Sending a child abroad is a very hard decision, that we as parents take sometimes without even thinking about it. I remember when my father sent me abroad, I don’t think he thought of every detail of my life abroad, what I need, how much money, where will I live, who is going to look after me (since I was 16 at that time) and many more questions, the main thing was how much I need to live on every month. The second difficult question is will I be able to live abroad on my own??
Nowadays of course studying abroad has become very sophisticated, there are many mechanisms to help the students: bank help you save for your child’s education; there are overseas guardian services; there are companies with counsellors that help the students in the admission process and the visa process and there are accommodation blocks especially catered for student living (food, tutors and so on). However, we still need to give the decision some thought, and this thought should not start when the child is at year 12!! It should start at year 8.
Here are 4 rules you need to follow when thinking of sending your child to study abroad:
Rule number one “save monthly IN a bank”
Let me tell you why, we have a parent who has the money to send his child abroad, but he was saving the money in a safe in his home. He then deposited the whole amount into his son’s new account. We did explain to him that its very risky for the visa, and we were correct, the visa was rejected.

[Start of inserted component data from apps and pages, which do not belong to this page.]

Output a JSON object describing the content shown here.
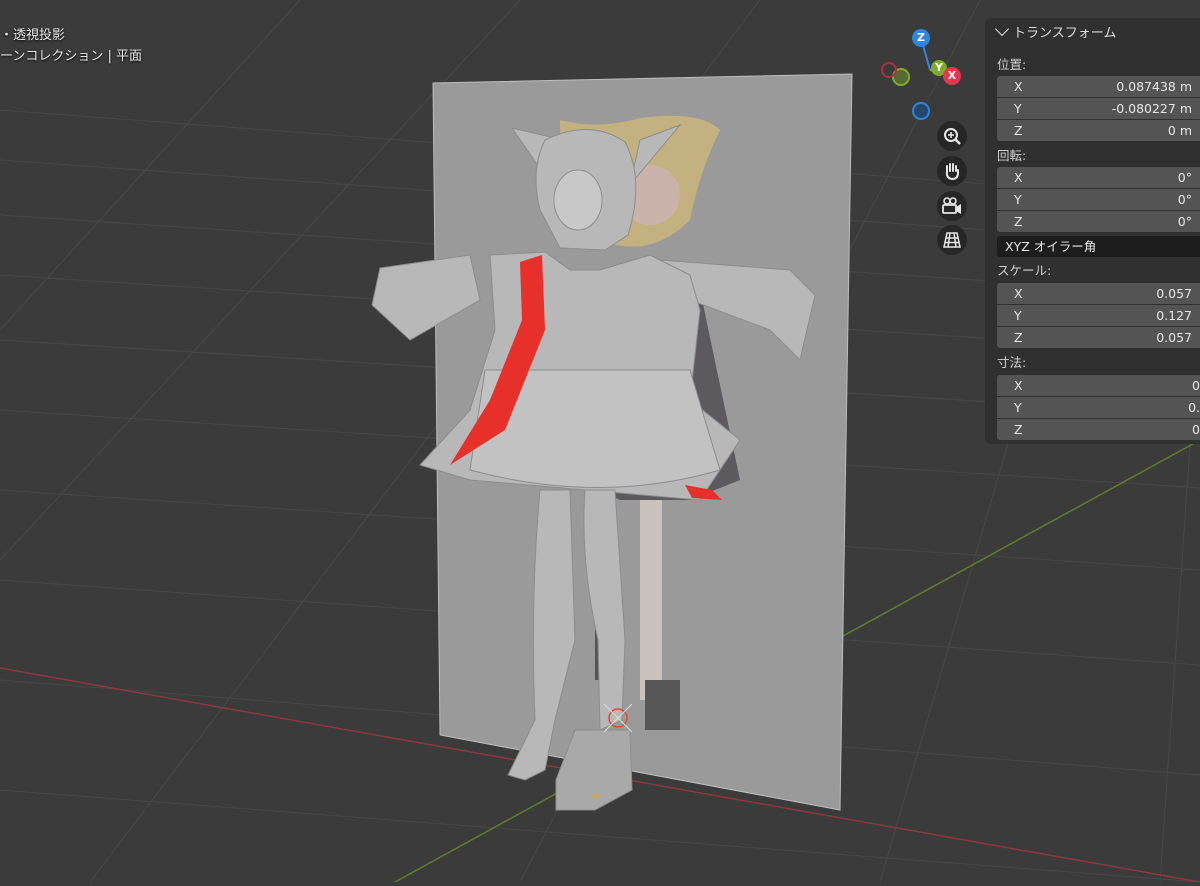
{
  "header": {
    "view_mode": "・透視投影",
    "collection_path": "ーンコレクション | 平面"
  },
  "gizmo": {
    "z_label": "Z",
    "y_label": "Y",
    "x_label": "X",
    "colors": {
      "x": "#e8364c",
      "y": "#7eab2d",
      "z": "#2f84e0"
    }
  },
  "nav_buttons": [
    "zoom-icon",
    "hand-pan-icon",
    "camera-icon",
    "grid-toggle-icon"
  ],
  "transform_panel": {
    "title": "トランスフォーム",
    "location": {
      "label": "位置:",
      "x_axis": "X",
      "x": "0.087438 m",
      "y_axis": "Y",
      "y": "-0.080227 m",
      "z_axis": "Z",
      "z": "0 m"
    },
    "rotation": {
      "label": "回転:",
      "x_axis": "X",
      "x": "0°",
      "y_axis": "Y",
      "y": "0°",
      "z_axis": "Z",
      "z": "0°",
      "mode": "XYZ オイラー角"
    },
    "scale": {
      "label": "スケール:",
      "x_axis": "X",
      "x": "0.057",
      "y_axis": "Y",
      "y": "0.127",
      "z_axis": "Z",
      "z": "0.057"
    },
    "dimensions": {
      "label": "寸法:",
      "x_axis": "X",
      "x": "0",
      "y_axis": "Y",
      "y": "0.",
      "z_axis": "Z",
      "z": "0"
    }
  }
}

The idea here is to show continuous saving every month in a bank statement, as the act of depositing a large amount without proof may be construed as money laundering.
Rule number two “let the student take a career test”
The second important thing is to find out what the child’s potential is. We cannot wait until he or she choose their subjects in arts, science or commerce haphazardly, the choice has to be scientific, it has to be based on real standards that are developed by psychologists.
Third rule is “teach the student the concept of living alone”
Third important thing, we must involve our child in day to day life, we must let him share the responsibility of shopping, label reading, grocery list, cooking, paying bills, filling the car with petrol. The children have no idea where the money comes from and where it goes. I can tell you a small story here about a student that we had sent abroad; when he received his allowance, he went and bought a PlayStation, some games, some comfort food, and a pair of speakers; when the homestay asked him for the rent money, he opened his eyes wide, what’s that he said? we do not want this situation to occur.
Rule number four “Be considerate”
Comparisons in not only a subject in mathematics, the child needs to know the difference between living in a hotel and renting a flat, between eating in a restaurant or cooking at home, between going to Walmart or Harrods, between riding the bus or taking a taxi. Spending amounts depends on the parents and how much they are willing to spend on their child. Your child must think of his friends too when making spending choices, sometimes there are other children who are colleagues of your child who cannot afford to eat at a three Michelin star restaurant when his or her friend can only afford McDonalds.
I hope these ideas will help you in organizing your child’s life, there are more things to discuss which can turn this article into a book, so just think for a moment what you want your child to achieve, what are his or her abilities, what are your financial abilities, what are your emotional abilities, and the emotional abilities of your child, what are his future aspirations, is he /she going to look for a job while he studies and after retirement or work in the family business, is your child having some abilities on top of his studies like art and writing? Or he/she never explored that part of his brain? What we are trying to say here is that the future can be very simple if we plan it properly. Let’s talk to our children early and save them from wasting precious time and life moments.